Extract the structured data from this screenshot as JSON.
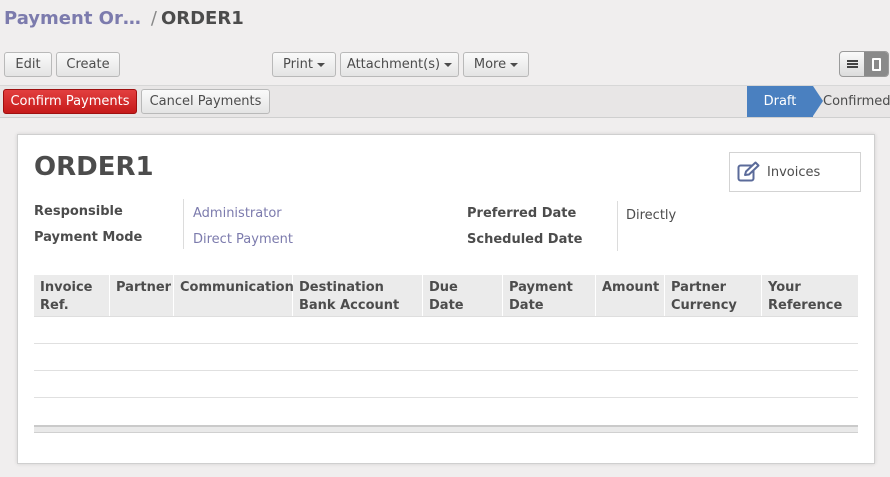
{
  "breadcrumb": {
    "parent": "Payment Or…",
    "separator": "/",
    "current": "ORDER1"
  },
  "toolbar": {
    "edit": "Edit",
    "create": "Create",
    "print": "Print",
    "attachments": "Attachment(s)",
    "more": "More"
  },
  "view_switch": {
    "list_icon": "list-icon",
    "form_icon": "form-icon",
    "active": "form"
  },
  "statusbar": {
    "confirm": "Confirm Payments",
    "cancel": "Cancel Payments",
    "stages": [
      "Draft",
      "Confirmed"
    ],
    "active_stage": "Draft"
  },
  "record": {
    "title": "ORDER1",
    "smart_button": {
      "label": "Invoices",
      "icon": "edit-icon"
    },
    "fields": {
      "responsible_label": "Responsible",
      "responsible_value": "Administrator",
      "payment_mode_label": "Payment Mode",
      "payment_mode_value": "Direct Payment",
      "preferred_date_label": "Preferred Date",
      "preferred_date_value": "Directly",
      "scheduled_date_label": "Scheduled Date",
      "scheduled_date_value": ""
    }
  },
  "lines_table": {
    "columns": [
      "Invoice Ref.",
      "Partner",
      "Communication",
      "Destination Bank Account",
      "Due Date",
      "Payment Date",
      "Amount",
      "Partner Currency",
      "Your Reference"
    ],
    "rows": []
  },
  "colors": {
    "link": "#7c7bad",
    "primary_button": "#c61a1a",
    "stage_active": "#4a80c0"
  }
}
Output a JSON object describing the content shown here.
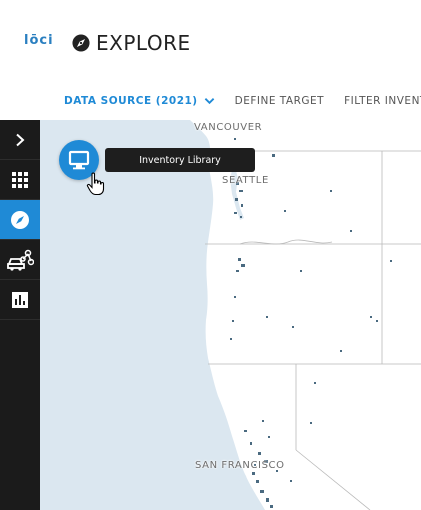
{
  "app": {
    "logo_text": "lōci",
    "title": "EXPLORE",
    "title_icon": "compass-icon"
  },
  "tabs": [
    {
      "label": "DATA SOURCE (2021)",
      "active": true,
      "has_dropdown": true
    },
    {
      "label": "DEFINE TARGET",
      "active": false
    },
    {
      "label": "FILTER INVENTORY",
      "active": false
    }
  ],
  "sidebar": {
    "items": [
      {
        "icon": "chevron-right-icon",
        "active": false
      },
      {
        "icon": "grid-icon",
        "active": false
      },
      {
        "icon": "compass-icon",
        "active": true
      },
      {
        "icon": "vehicle-network-icon",
        "active": false
      },
      {
        "icon": "bar-chart-icon",
        "active": false
      }
    ]
  },
  "map": {
    "cities": [
      "VANCOUVER",
      "SEATTLE",
      "SAN FRANCISCO"
    ]
  },
  "inventory_button": {
    "icon": "monitor-icon",
    "tooltip": "Inventory Library"
  },
  "colors": {
    "accent": "#1f8ad6",
    "sidebar_bg": "#1b1b1b",
    "ocean": "#dbe7f0",
    "land": "#ffffff"
  }
}
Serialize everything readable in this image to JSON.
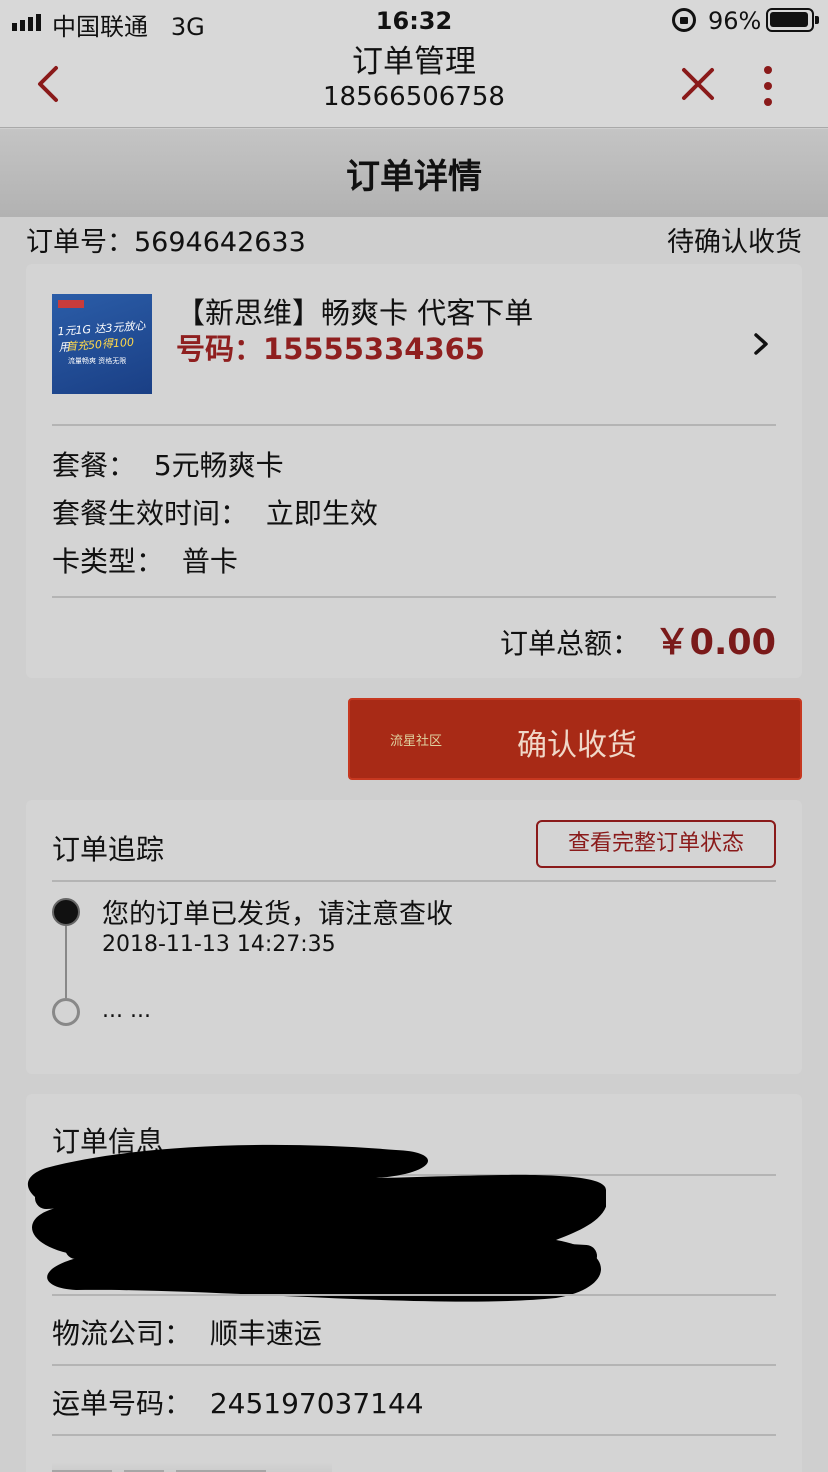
{
  "status_bar": {
    "carrier": "中国联通",
    "network": "3G",
    "time": "16:32",
    "battery": "96%"
  },
  "nav": {
    "title": "订单管理",
    "subtitle": "18566506758",
    "back_icon": "chevron-left-icon",
    "close_icon": "close-icon",
    "more_icon": "more-vertical-icon"
  },
  "section_header": "订单详情",
  "order": {
    "number_label": "订单号：",
    "number": "5694642633",
    "status": "待确认收货"
  },
  "product": {
    "image_lines": [
      "1元1G 达3元放心用",
      "首充50得100",
      "流量畅爽 资格无限"
    ],
    "name": "【新思维】畅爽卡 代客下单",
    "number_label": "号码：",
    "number": "15555334365",
    "details": [
      {
        "label": "套餐：",
        "value": "5元畅爽卡"
      },
      {
        "label": "套餐生效时间：",
        "value": "立即生效"
      },
      {
        "label": "卡类型：",
        "value": "普卡"
      }
    ],
    "total_label": "订单总额：",
    "total_value": "￥0.00"
  },
  "confirm_button": {
    "watermark": "流星社区",
    "label": "确认收货"
  },
  "tracking": {
    "title": "订单追踪",
    "button": "查看完整订单状态",
    "events": [
      {
        "text": "您的订单已发货，请注意查收",
        "time": "2018-11-13 14:27:35"
      }
    ],
    "more": "... ..."
  },
  "order_info": {
    "title": "订单信息",
    "rows": [
      {
        "label": "物流公司：",
        "value": "顺丰速运"
      },
      {
        "label": "运单号码：",
        "value": "245197037144"
      }
    ]
  },
  "colors": {
    "accent": "#a82a16",
    "price": "#7a1a1a",
    "link": "#8a1a1a"
  }
}
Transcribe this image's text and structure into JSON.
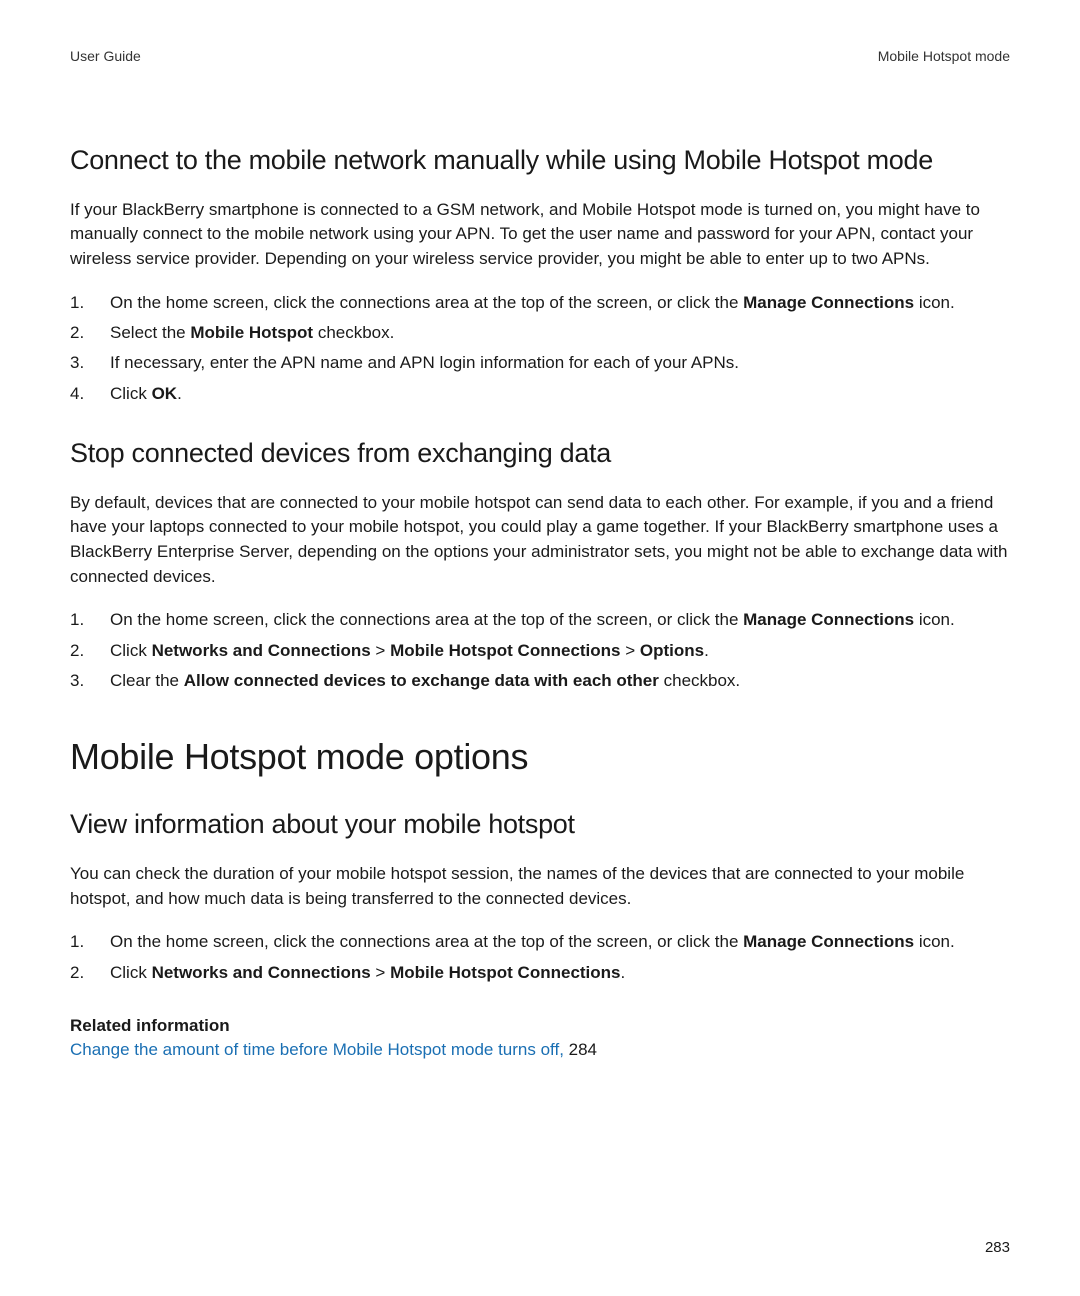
{
  "header": {
    "left": "User Guide",
    "right": "Mobile Hotspot mode"
  },
  "section1": {
    "heading": "Connect to the mobile network manually while using Mobile Hotspot mode",
    "intro": "If your BlackBerry smartphone is connected to a GSM network, and Mobile Hotspot mode is turned on, you might have to manually connect to the mobile network using your APN. To get the user name and password for your APN, contact your wireless service provider. Depending on your wireless service provider, you might be able to enter up to two APNs.",
    "steps": [
      {
        "pre": "On the home screen, click the connections area at the top of the screen, or click the ",
        "b1": "Manage Connections",
        "post": " icon."
      },
      {
        "pre": "Select the ",
        "b1": "Mobile Hotspot",
        "post": " checkbox."
      },
      {
        "pre": "If necessary, enter the APN name and APN login information for each of your APNs."
      },
      {
        "pre": "Click ",
        "b1": "OK",
        "post": "."
      }
    ]
  },
  "section2": {
    "heading": "Stop connected devices from exchanging data",
    "intro": "By default, devices that are connected to your mobile hotspot can send data to each other. For example, if you and a friend have your laptops connected to your mobile hotspot, you could play a game together. If your BlackBerry smartphone uses a BlackBerry Enterprise Server, depending on the options your administrator sets, you might not be able to exchange data with connected devices.",
    "steps": [
      {
        "pre": "On the home screen, click the connections area at the top of the screen, or click the ",
        "b1": "Manage Connections",
        "post": " icon."
      },
      {
        "pre": "Click ",
        "b1": "Networks and Connections",
        "mid1": " > ",
        "b2": "Mobile Hotspot Connections",
        "mid2": " > ",
        "b3": "Options",
        "post": "."
      },
      {
        "pre": "Clear the ",
        "b1": "Allow connected devices to exchange data with each other",
        "post": " checkbox."
      }
    ]
  },
  "main_heading": "Mobile Hotspot mode options",
  "section3": {
    "heading": "View information about your mobile hotspot",
    "intro": "You can check the duration of your mobile hotspot session, the names of the devices that are connected to your mobile hotspot, and how much data is being transferred to the connected devices.",
    "steps": [
      {
        "pre": "On the home screen, click the connections area at the top of the screen, or click the ",
        "b1": "Manage Connections",
        "post": " icon."
      },
      {
        "pre": "Click ",
        "b1": "Networks and Connections",
        "mid1": " > ",
        "b2": "Mobile Hotspot Connections",
        "post": "."
      }
    ]
  },
  "related": {
    "label": "Related information",
    "link_text": "Change the amount of time before Mobile Hotspot mode turns off, ",
    "page_ref": "284"
  },
  "page_number": "283"
}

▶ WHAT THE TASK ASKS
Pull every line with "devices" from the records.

▶ OUTPUT
    "heading": "Stop connected devices from exchanging data",
    "intro": "By default, devices that are connected to your mobile hotspot can send data to each other. For example, if you and a friend have your laptops connected to your mobile hotspot, you could play a game together. If your BlackBerry smartphone uses a BlackBerry Enterprise Server, depending on the options your administrator sets, you might not be able to exchange data with connected devices.",
        "b1": "Allow connected devices to exchange data with each other",
    "intro": "You can check the duration of your mobile hotspot session, the names of the devices that are connected to your mobile hotspot, and how much data is being transferred to the connected devices.",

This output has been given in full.